The combination of house and gardens makes Hartford's former estate an unforgettable retreat.
From the pool and tennis courts, 12th-century arched French cloisters establish a Mediterranean d'ej`a vu. Everyone pauses to inspect the marble cherubs and nymphs that hide among pale junipers and gauzy pines. They stare at the bronze likenesses of Franklin Delano Roosevelt or Stanley Livingston, and photograph each other with Napoleon's Josephine.
In the main building, newly refurbished rooms and suites off the veranda face toward the beach and pool. Meals that emphasize fresh seafood and local produce, are served around the pool, in the cozy dining room, or arranged at one of 14 local restaurants.
Windemere Island Club is another ideal, yet very different, Bahamian hideaway. The private island, a sandy sliver five miles long and a half-mile wide, lies 20 feet across a rustic bridge from the coast of Eleuthera. A pink beach the length of the island is Windemere's most charming asset.

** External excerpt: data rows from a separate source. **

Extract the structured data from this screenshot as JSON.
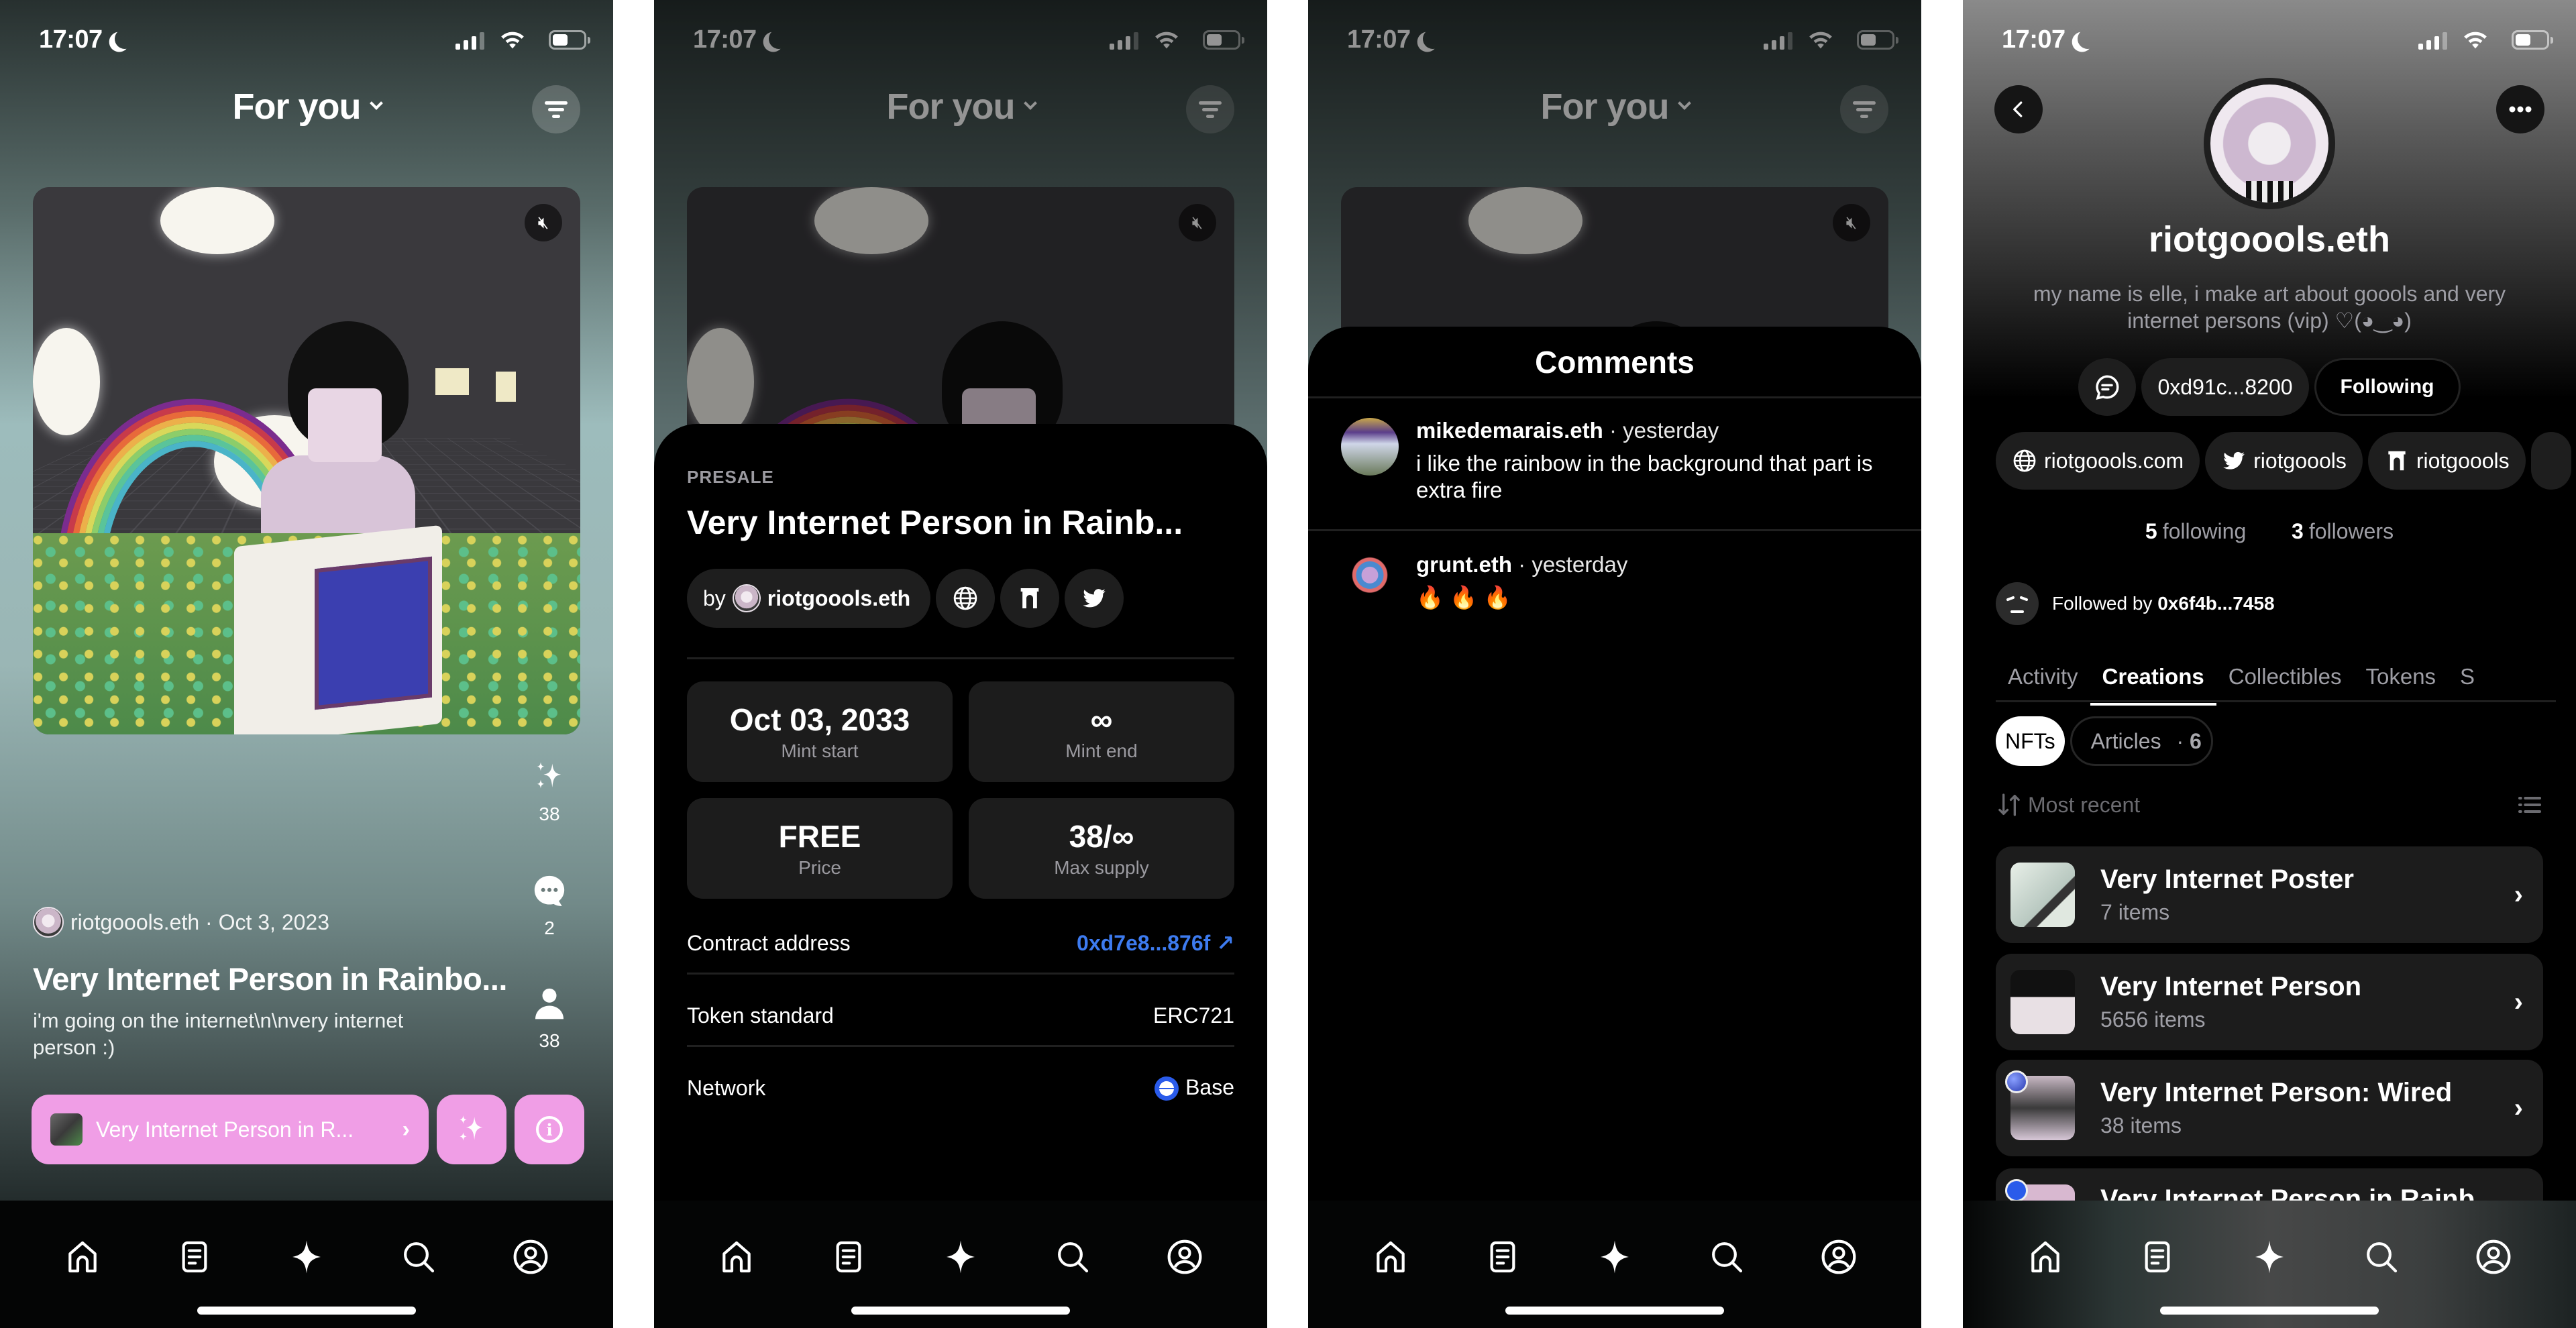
{
  "status_bar": {
    "time": "17:07"
  },
  "feed": {
    "header_title": "For you",
    "post": {
      "author": "riotgoools.eth",
      "date": "Oct 3, 2023",
      "author_line": "riotgoools.eth · Oct 3, 2023",
      "title": "Very Internet Person in Rainbo...",
      "description": "i'm going on the internet\\n\\nvery internet person :)",
      "mint_count": "38",
      "comment_count": "2",
      "collector_count": "38",
      "cta_label": "Very Internet Person in R...",
      "accent_color": "#f09ee6"
    }
  },
  "mint_sheet": {
    "status_label": "PRESALE",
    "title": "Very Internet Person in Rainb...",
    "by_label": "by",
    "creator": "riotgoools.eth",
    "stats": [
      {
        "value": "Oct 03, 2033",
        "label": "Mint start"
      },
      {
        "value": "∞",
        "label": "Mint end"
      },
      {
        "value": "FREE",
        "label": "Price"
      },
      {
        "value": "38/∞",
        "label": "Max supply"
      }
    ],
    "details": [
      {
        "label": "Contract address",
        "value": "0xd7e8...876f ↗"
      },
      {
        "label": "Token standard",
        "value": "ERC721"
      },
      {
        "label": "Network",
        "value": "Base"
      }
    ],
    "link_color": "#3d7bf0"
  },
  "comments_sheet": {
    "title": "Comments",
    "items": [
      {
        "author": "mikedemarais.eth",
        "time": "· yesterday",
        "text": "i like the rainbow in the background that part is extra fire"
      },
      {
        "author": "grunt.eth",
        "time": "· yesterday",
        "text": "🔥 🔥 🔥"
      }
    ]
  },
  "profile": {
    "name": "riotgoools.eth",
    "bio": "my name is elle, i make art about goools and very internet persons (vip) ♡(◕‿◕)",
    "address": "0xd91c...8200",
    "follow_button": "Following",
    "links": [
      {
        "icon": "globe-icon",
        "label": "riotgoools.com"
      },
      {
        "icon": "twitter-icon",
        "label": "riotgoools"
      },
      {
        "icon": "foundation-icon",
        "label": "riotgoools"
      }
    ],
    "following_count": "5",
    "following_label": "following",
    "followers_count": "3",
    "followers_label": "followers",
    "followed_by_prefix": "Followed by",
    "followed_by_address": "0x6f4b...7458",
    "tabs": [
      "Activity",
      "Creations",
      "Collectibles",
      "Tokens",
      "S"
    ],
    "active_tab": "Creations",
    "filters": {
      "nfts": "NFTs",
      "articles": "Articles",
      "articles_count": "6"
    },
    "sort_label": "Most recent",
    "collections": [
      {
        "title": "Very Internet Poster",
        "subtitle": "7 items"
      },
      {
        "title": "Very Internet Person",
        "subtitle": "5656 items"
      },
      {
        "title": "Very Internet Person: Wired",
        "subtitle": "38 items"
      },
      {
        "title": "Very Internet Person in Rainb...",
        "subtitle": ""
      }
    ]
  },
  "nav": {
    "items": [
      "home",
      "articles",
      "mint",
      "search",
      "profile"
    ]
  }
}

Windemere's mystique is privacy and anonymity. Although many members and homeowners represent noble British families and American big business, guests soon realize that simplicity is the watchword.

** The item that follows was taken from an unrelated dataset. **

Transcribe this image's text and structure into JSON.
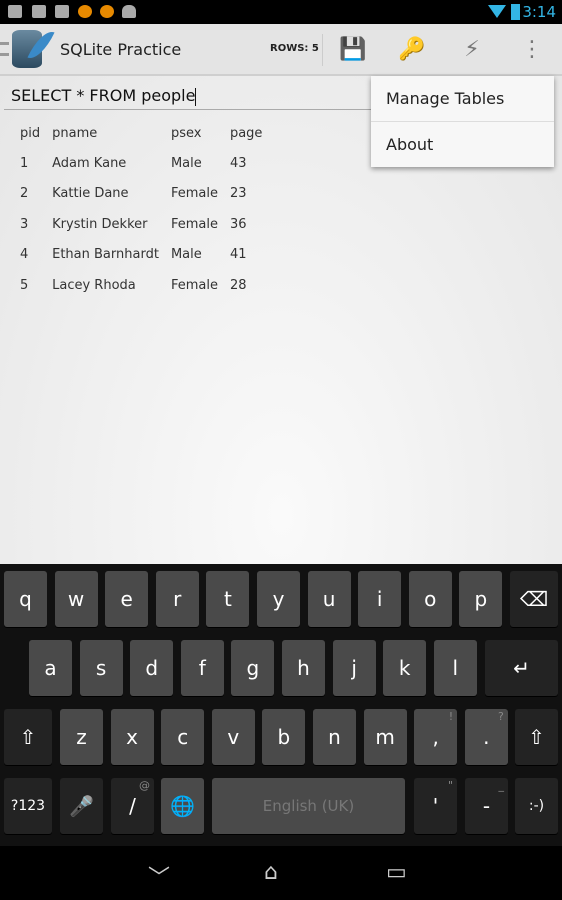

The totally understated, weathered New England atmosphere includes two dining rooms, main sitting lounge, cupola-roofed library, cheerful rooms, suites, individually decorated villas, and apartments. When owners like Billy Baldwin and the Mountbatten clan are not in residence, the available rental list swells with splendid houses called Halcyon House, Savannah, and Coriolana.
Windemere Island Club was founded in 1968 by Sir Harold G. Christie and entrepreneur Harold A. Ley. When it was recently acquired by American James Sherwood, owner of Venice-Simplon Orient Express, guests quietly expected sweeping changes. But Sherwood insisted that while necessary improvements not be ignored, the unique signature of Windemere be scrupulously maintained.
Delicately tinted china and linens lend a soft look to dining areas that were once dominated by drip-dry cloths and institutional-type tableware. Jeff Belhaire, the new executive chef, emphasizes local products with a new taste that borders on artistry.
In addition to Windemere and the Ocean Club, there's always Tryall Golf and Beach Club in Jamaica, Oyster Pond Yacht Club on St. Maarten, and the Meridian Club on Pine Cay.
Just remember to pack at least one club tie with your Bermuda shorts and blazer. You never know when you'll need just the right clothes.
If you go
Windemere Island Club, Orient Express Hotels; (212) 839-0222. No membership required. Club rooms: Nov. 1-Dec. 15 - $230 a day; Dec. 16-Jan. 3 - $330; Jan. 4-Jan. 29 - $230; Jan. 30-April 16 - $330. Double occupancy, full American plan.
St. James Club, Antigua, First Resort Corp., 200 Madison Ave., New York, NY 10016; (800) 235-3505. No membership required. Deluxe rooms: Dec. 20-April 3 - $450 a day; May 1-Dec. 19 - $245. Double occupancy, modified American plan.
Ocean Club, Paradise Island, Nassau, Bahamas; 800-321-3000. No membership required. Rooms from $150 to $300 a day. Double occupancy, European plan. Gourmet dining plan: $52 per person/day, choice of 14 restaurants; $35 per person/day, choice of eight restaurants.
Coral Beach Club, Bermuda. Introduction requested. Rates are $140 to $220 double occupancy, plus 12 percent service per day. American plan.